“They’d be hanging from the rafters if Collingwood ever played down here.”
Or so says my aunt, an almost silent Melbourne supporter who seems to wear every Dees loss as a pseudo cilice these days.
Her heart might beat true for the red and the blue, but she’s also been to plenty of matches at Aurora Stadium in Launceston to understand that some colours are just more likely to fill a ground than others.
Her red and blue mightn’t be the kind of club to regularly pack a venue – in the manner of Eddie’s black and white Pies, to use her example – but people are already mentioning the prospect of Melbourne Football Club eventually playing matches in Tasmania if their current predicament lingers.
It’s reactionary hearsay and would never happen… unless Mr D says it should, of course.
And all that said, it was red and blue (and white) that ran from floor to ceiling and across Boot Hill at Blundstone Arena on Saturday as the Kangaroos hopped to it against the champion Sydney Swans.
With Hawthorn’s Launceston fiefdom still reaping rewards for the post-Kennet Hawks, North Melbourne’s early forays below the ‘Oatlands line’ also appear to be gaining a foothold in oft-ignored Hobart.
A little over 13,000 packed into the ‘boutique’ stadium formerly known as Bellerive Oval as the Swans took flight for half an hour during an astonishing 11-goal third quarter that proved enough to condemn the Kangas to a hat-trick of losses to start their season.
Doubtless there were groups of travelling fans in town for the match, Sydney’s first in Hobart, but the overwhelming majority of patrons were local footy fans – out to see their club battle for premiership points in a suburban ground.
Yep, a suburban ground – one of those almost-forgotten cornerstones of Australian football. Just ask Jack Elliott how important they are…
And whether from Arden Street to Etihad or from the Lake Oval to the SCG, both combatants had been around the houses before finding their way back to the ‘burbs on the weekend.
Local bias aside, it was a sight to behold.
The southern grandstand was awash in royal blue – Roos’ members in the main – while the terraced hill had a distinct red tinge that seemed to take on a purple hue as a murky afternoon descended on Clarence and the Bloods’ red was muddied with flashes of blue and white.
This was North Melbourne vs. South Melbourne and the romantic in me couldn’t help but picture other local sporting rivalries defined by red and blue.
I imagined staring out from the Liverpool Kop, flanked by red on both sides and with blue-shirted Everton supporters from across Stanley Park staring back from the other end of Anfield.

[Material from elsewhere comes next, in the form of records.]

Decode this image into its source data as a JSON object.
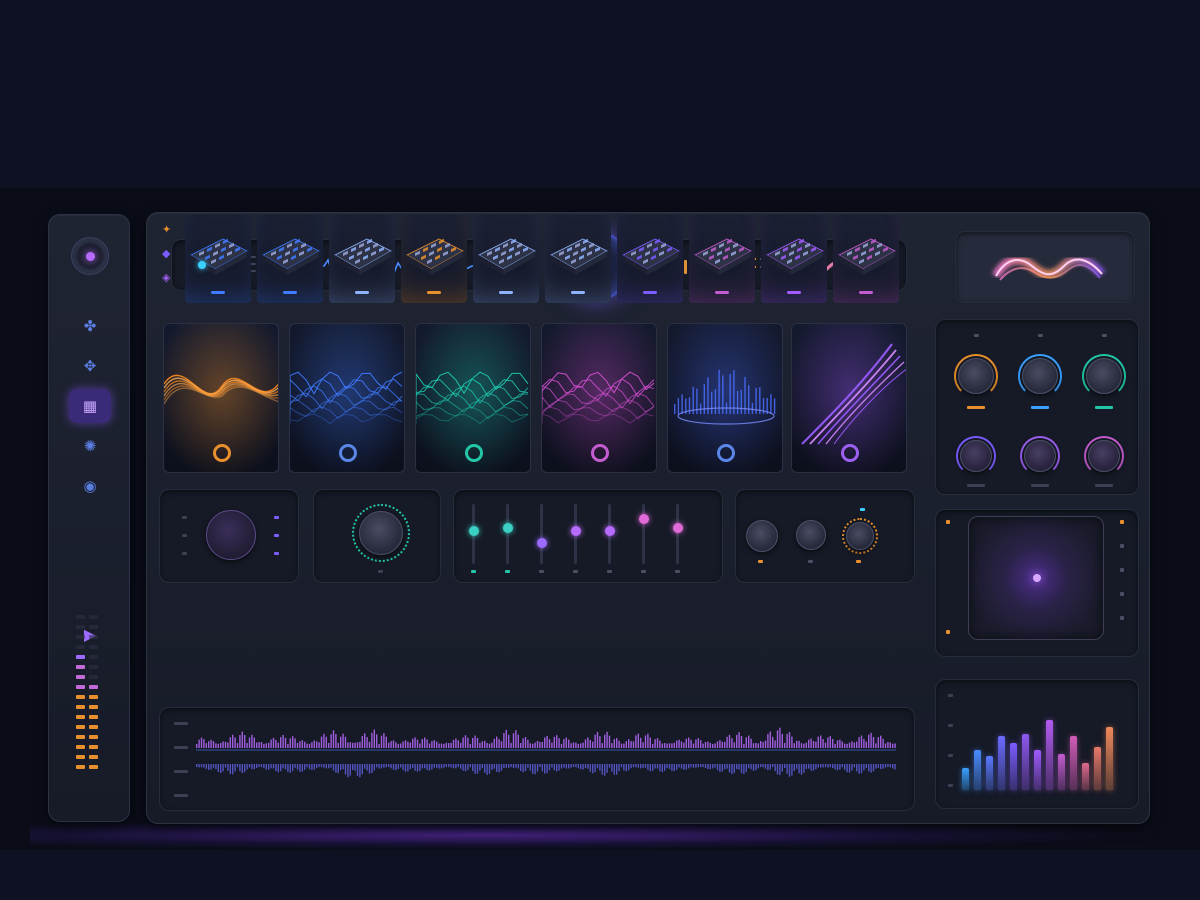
{
  "theme": {
    "background": "#0d1121",
    "panel": "#1c2030",
    "accent_purple": "#b86bff",
    "accent_orange": "#e89a3a",
    "accent_cyan": "#3ad0ff",
    "accent_blue": "#4a7bff"
  },
  "sidebar": {
    "icons": [
      "logo-icon",
      "nodes-icon",
      "nodes-alt-icon",
      "grid-icon",
      "gear-icon",
      "record-icon",
      "play-icon"
    ],
    "active_index": 3,
    "meter_levels": [
      0.75,
      0.55
    ]
  },
  "top_bar": {
    "modules": [
      "hexagon-icon",
      "waveform-display",
      "orb-indicator",
      "bars-icon",
      "curve-display"
    ]
  },
  "visualizers": [
    {
      "name": "orange-waves",
      "color": "#ff9a2e",
      "ring": "#e8902e"
    },
    {
      "name": "blue-terrain",
      "color": "#3f7bff",
      "ring": "#5a86e8"
    },
    {
      "name": "teal-terrain",
      "color": "#1fc9b0",
      "ring": "#23c7a8"
    },
    {
      "name": "magenta-mountains",
      "color": "#d24fd0",
      "ring": "#c35cd0"
    },
    {
      "name": "blue-spectrum",
      "color": "#4a6dff",
      "ring": "#5a86e8"
    },
    {
      "name": "purple-streaks",
      "color": "#a15bff",
      "ring": "#9c5ff0"
    }
  ],
  "controls": {
    "sliders": [
      {
        "level": 0.55,
        "color": "#3ad0c4"
      },
      {
        "level": 0.6,
        "color": "#3ad0c4"
      },
      {
        "level": 0.35,
        "color": "#9b6cff"
      },
      {
        "level": 0.55,
        "color": "#b86bff"
      },
      {
        "level": 0.55,
        "color": "#b86bff"
      },
      {
        "level": 0.75,
        "color": "#e06bd8"
      },
      {
        "level": 0.6,
        "color": "#e06bd8"
      }
    ]
  },
  "devices": [
    {
      "name": "blue-synth",
      "glow": "#3f7bff"
    },
    {
      "name": "blue-pad-controller",
      "glow": "#3f7bff"
    },
    {
      "name": "keyboard-white",
      "glow": "#8fb4ff"
    },
    {
      "name": "orange-groovebox",
      "glow": "#e8902e"
    },
    {
      "name": "keyboard-dark",
      "glow": "#8fb4ff"
    },
    {
      "name": "keyboard-light",
      "glow": "#8fb4ff"
    },
    {
      "name": "purple-pad",
      "glow": "#7b5cff"
    },
    {
      "name": "magenta-sequencer",
      "glow": "#c35cd0"
    },
    {
      "name": "violet-drum-machine",
      "glow": "#a15bff"
    },
    {
      "name": "pink-pad-controller",
      "glow": "#c35cd0"
    }
  ],
  "right_panel": {
    "knob_rings": [
      "#e8902e",
      "#3aa0ff",
      "#23c7a8",
      "#7b5cff",
      "#9c5ff0",
      "#c35cd0"
    ],
    "xy_position": [
      0.5,
      0.5
    ],
    "spectrum_levels": [
      0.25,
      0.45,
      0.38,
      0.6,
      0.52,
      0.62,
      0.45,
      0.78,
      0.4,
      0.6,
      0.3,
      0.48,
      0.7
    ],
    "spectrum_colors": [
      "#3aa0ff",
      "#4a8cff",
      "#5a7aff",
      "#6c6cff",
      "#7b5cff",
      "#8f58f0",
      "#a15bff",
      "#b35cf0",
      "#c35cd0",
      "#d25cb8",
      "#e06a8c",
      "#e87a6a",
      "#f0895a"
    ]
  },
  "timeline": {
    "track_colors": [
      "#b86bff",
      "#6c6cff"
    ]
  }
}
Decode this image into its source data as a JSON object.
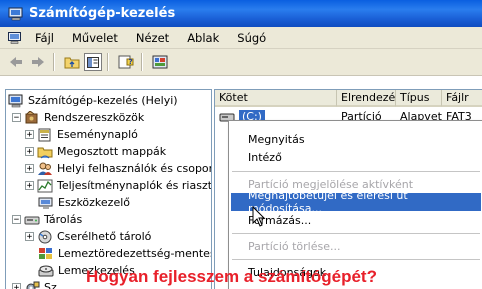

No round ball in sight, though, nor yellow card or linesman’s flag.
The AFL already has goal-line technology, too. This is the 21st century, after all.
Instead of diehard Toffees, the fans wearing blue in Hobart were behind the Roos – many decked out in 2013 scarves, this season’s jumper and/or caps sporting peaks with that ‘still new’, flat look favoured by Beliebers and members of other hard-to-like subcultures.
For their effort in going down by 39 points to an inspired Sydney, the Kangas pocketed somewhere around half a million bucks for the day out in Hobart – plus whatever they made in merchandise and good will.
Especially when you consider that hosting the same fixture at Docklands would most-likely have seen them finish down for the day.
And that’s reason for James Brayshaw and his fellow powerbrokers to celebrate.
Sadly for the fans in blue and white, however, there was no merriment at the final siren.
Even despite the loss, the Shinboners won’t have been as down in the mouth as diehard Dees on Saturday night – losing to a fit-and-firing reigning premier isn’t a disgrace, after all.
Still, the Roos will want to be winning soon.
Especially in Hobart where they’re 1-2 and already half-way through the current six-match deal.
It may just be that if they don’t start taking premiership points – as well as sponsorship dollars – away from Tasmania, the blue and red at Bellerive may well be on a Melbourne jumper in the not-too-distant future.
First published here